If you’ve been paying attention, you know no one is immune from cyberattack. Your business has been proactive by:
- putting firewalls and antivirus protection in place;
- establishing a bring-your-own-device policy;
- educating employees about password strength, social engineering, and cyber hygiene;
- updating software promptly;
- upgrading end-of-life hardware and software.
The threat landscape is evolving rapidly, the number of devices connected to a business network is exploding, more employees work on their own devices, and a greater number of people are working remotely. Plus, connected devices are all different types. If your wireless is unsecured, you could end up with devices you don’t know at all connected to your network. Yet it’s difficult to manually monitor every single configuration for security.
Push notifications advising us to update software come in fast and furious, but we’re busy. We have other things on our mind, we don’t get around to it right away, or, having clicked “never show again” on that popup, we forget the notification altogether. No action is taken.
At least no action on the business side. Out in cyberspace, bad actors actively seek out unattended or unpatched vulnerabilities.
What You Can Do About It
Think of the risk this way: you wouldn’t install a steel door and assign guards at both the front and back entrances, then leave a side window open.
Of course, an open window is something you can detect with the naked eye, but misconfigurations are more difficult to detect. A vulnerability scan helps detect insecurities in your systems and software. Sometimes a file share is configured incorrectly: you think the connection shares to one person, but instead it’s 100% open to the public.
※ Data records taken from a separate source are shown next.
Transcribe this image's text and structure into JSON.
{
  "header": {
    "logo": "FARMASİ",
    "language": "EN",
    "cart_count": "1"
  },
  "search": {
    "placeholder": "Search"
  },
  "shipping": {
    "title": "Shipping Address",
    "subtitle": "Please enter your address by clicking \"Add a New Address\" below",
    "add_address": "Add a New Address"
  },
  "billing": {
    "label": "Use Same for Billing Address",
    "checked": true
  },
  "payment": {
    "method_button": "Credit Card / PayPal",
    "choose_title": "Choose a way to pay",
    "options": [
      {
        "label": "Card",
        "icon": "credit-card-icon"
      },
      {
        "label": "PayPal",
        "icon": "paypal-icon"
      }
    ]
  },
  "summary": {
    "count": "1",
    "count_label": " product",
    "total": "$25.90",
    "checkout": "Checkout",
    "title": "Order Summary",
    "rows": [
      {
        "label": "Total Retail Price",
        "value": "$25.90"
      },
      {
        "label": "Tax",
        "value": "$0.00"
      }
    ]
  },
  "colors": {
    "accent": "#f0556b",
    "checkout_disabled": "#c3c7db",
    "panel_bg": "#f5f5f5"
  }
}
An automated scan proactively identifies network, application, and security vulnerabilities. This process aims to find any points of entry. A scan also predicts the effectiveness of any countermeasures you may have in place.
The scan detects and classifies system weaknesses in networks, communications equipment, and computers. It then compares details about those vulnerabilities with a database of known exploits. This includes known flaws, coding bugs, packet construction anomalies, default configurations, and more.
A thorough managed service provider takes several scanning approaches. To scan your external exposure, they’ll look at all applications, ports, websites, services, networks, and systems facing the internet. An internal scan identifies system and application security holes that cybercriminals might exploit once they get in. Environmental scanning considers any IoT devices, websites, cloud-based services, and mobile devices.
Securing your business assets is critical. Identify the system security holes with vulnerability scanning before the bad guys find them.